"I been away, so mad peoples thought I fell
but I just came back from a visit in hell
I seen the demon and we chatted
about this and that, all the foul things that never mattered
He said, 'It's time to get your props
but still watch your back for jealous fellas and them crooked type cops'
So yo, I did what he ordered
Police never reported the day they found my little man Shawn slaughtered
Some kid slit his throat for a leather coat
but we caught the suspect, 911 is a joke"
Speaking of Public Enemy, "Channel Zero" is the album's politically most outspoken tune (declaring, "The Black Planet is near"), Cheeks pouring his heart out over Big Dex' mournful strings buried under layers of bass. In a potshot, he also attacks white rap sensation Marky Mark (who arguably was long done by '95): "You gets awards for your bullshit skills, gee / A white boy actin' black, that shit kills me."
Their complaints notwitstanding, the Lost Boyz seemingly did find a way to escape fate. They turned frustration into celebration and became an integral part of mid-'90s New York rap. Still tragedy struck when Freaky Tah was murdered in 1999. To hear him rap from an assailant's perspective on his solo track "1, 2, 3" can be irritating, but the song should be played until the end before passing judgement. He's even clearer on his ultimately peaceful philosophy in the title track, where he fatefully raps:
"I heard this nigga went crazy on the train
At first I thought he was nuts but at the same time I feel the pain
Cause another nigga's dead on the streets over dumb shit
like, 'Nigga-where-you-from' shit
It bothers me on the norm, I stand tall
with my back against the wall, and my hand on my four-four
(Aiyo, what about the world, Tah?) The world seems to bug me
don't know who wants to kill me, don't know who wants to love me"
"Legal Drug Money" has an undeniable place in 1990s East Coast hip-hop history. It doesn't deny its hustling roots, but it doesn't glorify the hustle. Rather it points out the hardships, both for real hustlers and for these self-described "Legal Drug thugs" trying to make it in the recording industry. There's a refreshing regular appeal to the Lost Boyz, who deliver an album ordinary people can relate to while still representing for their core constituency. Cheeks specifically can be considered a trendsetter with his melodic flow, foreshadowing a time when rappers would break into the mainstream with their sing-song style (Nelly or even fellow Jamaica, Queens native 50 Cent). Neither to be neglected are the hooks, which he delivers in a very memorable manner.

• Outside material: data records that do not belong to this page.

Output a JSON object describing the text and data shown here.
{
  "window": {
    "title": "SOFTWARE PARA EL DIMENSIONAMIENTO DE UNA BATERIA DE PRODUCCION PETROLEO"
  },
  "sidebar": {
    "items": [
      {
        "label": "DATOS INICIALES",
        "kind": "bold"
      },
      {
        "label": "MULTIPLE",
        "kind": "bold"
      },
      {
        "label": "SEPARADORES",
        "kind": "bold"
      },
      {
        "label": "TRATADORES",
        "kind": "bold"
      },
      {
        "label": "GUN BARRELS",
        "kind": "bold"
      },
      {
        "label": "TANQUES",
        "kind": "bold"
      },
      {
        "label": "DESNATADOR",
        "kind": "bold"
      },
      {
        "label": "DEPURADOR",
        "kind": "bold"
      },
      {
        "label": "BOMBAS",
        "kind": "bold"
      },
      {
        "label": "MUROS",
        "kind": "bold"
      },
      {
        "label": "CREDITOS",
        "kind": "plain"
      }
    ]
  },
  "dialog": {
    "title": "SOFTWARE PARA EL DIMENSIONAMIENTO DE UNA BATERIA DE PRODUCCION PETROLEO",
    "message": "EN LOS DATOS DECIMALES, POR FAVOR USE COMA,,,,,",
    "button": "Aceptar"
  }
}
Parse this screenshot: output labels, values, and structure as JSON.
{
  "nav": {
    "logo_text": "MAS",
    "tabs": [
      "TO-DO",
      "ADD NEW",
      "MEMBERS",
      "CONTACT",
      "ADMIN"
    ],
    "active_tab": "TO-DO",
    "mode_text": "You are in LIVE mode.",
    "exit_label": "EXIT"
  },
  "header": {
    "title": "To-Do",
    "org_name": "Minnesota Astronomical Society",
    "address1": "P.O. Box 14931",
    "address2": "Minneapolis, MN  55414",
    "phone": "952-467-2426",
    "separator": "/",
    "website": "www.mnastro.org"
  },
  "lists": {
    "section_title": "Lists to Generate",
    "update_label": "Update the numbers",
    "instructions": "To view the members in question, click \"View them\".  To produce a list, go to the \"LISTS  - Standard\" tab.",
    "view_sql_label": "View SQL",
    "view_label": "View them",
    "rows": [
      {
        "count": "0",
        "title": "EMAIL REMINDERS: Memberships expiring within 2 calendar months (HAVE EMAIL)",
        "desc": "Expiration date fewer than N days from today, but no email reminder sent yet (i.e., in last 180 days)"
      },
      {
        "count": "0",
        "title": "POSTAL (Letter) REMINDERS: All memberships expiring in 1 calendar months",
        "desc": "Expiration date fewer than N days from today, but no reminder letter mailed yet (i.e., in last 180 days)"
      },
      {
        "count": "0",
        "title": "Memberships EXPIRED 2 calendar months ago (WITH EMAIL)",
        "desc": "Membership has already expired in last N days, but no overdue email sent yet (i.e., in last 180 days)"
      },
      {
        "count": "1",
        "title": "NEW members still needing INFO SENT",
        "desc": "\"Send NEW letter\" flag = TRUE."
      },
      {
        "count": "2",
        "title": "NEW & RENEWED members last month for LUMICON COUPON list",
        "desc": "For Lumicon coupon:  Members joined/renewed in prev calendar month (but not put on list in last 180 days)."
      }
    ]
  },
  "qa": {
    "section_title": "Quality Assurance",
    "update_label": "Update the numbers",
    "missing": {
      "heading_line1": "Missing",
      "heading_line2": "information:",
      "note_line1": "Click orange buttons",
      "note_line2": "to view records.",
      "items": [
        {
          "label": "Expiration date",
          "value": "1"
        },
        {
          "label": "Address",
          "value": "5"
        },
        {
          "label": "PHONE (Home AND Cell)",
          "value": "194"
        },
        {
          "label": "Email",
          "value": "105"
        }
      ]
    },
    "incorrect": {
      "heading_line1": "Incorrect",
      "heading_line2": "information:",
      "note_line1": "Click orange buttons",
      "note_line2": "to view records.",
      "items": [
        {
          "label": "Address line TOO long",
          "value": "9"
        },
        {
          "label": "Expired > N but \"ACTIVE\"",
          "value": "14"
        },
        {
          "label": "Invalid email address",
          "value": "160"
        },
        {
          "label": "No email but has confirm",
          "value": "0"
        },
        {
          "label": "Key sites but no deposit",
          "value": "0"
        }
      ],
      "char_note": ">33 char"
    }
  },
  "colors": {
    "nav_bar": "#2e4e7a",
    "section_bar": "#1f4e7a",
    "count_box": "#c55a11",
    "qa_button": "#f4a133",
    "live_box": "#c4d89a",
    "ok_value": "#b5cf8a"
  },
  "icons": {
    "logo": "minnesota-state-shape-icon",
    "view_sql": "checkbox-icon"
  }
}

He's also a solid storyteller and knows how to put situations and emotions into words, from "Right now I push a knapsack with some Timbz / but I'm soon to push a black Ac with deep-dish rims," to "Believe I been through all the struggles and the pain / I'm rippin' out my hairs and I can't get to my brain."
At times "Legal Drug Money" feels like a definitive statement, one of those albums that encapsulate an era. That, however, doesn't yet make it a classic. Still, a lot about the Lost Boyz is vintage hip-hop, from the lead rapper/crew backing line-up to their diverse hit singles. Not to sound patronizing, but this is probably an album that a self-respecting rap fan should know.
Music Vibes: 8 of 10 Lyric Vibes: 7 of 10 TOTAL Vibes: 7.5 of 10
Originally posted: October 27, 2009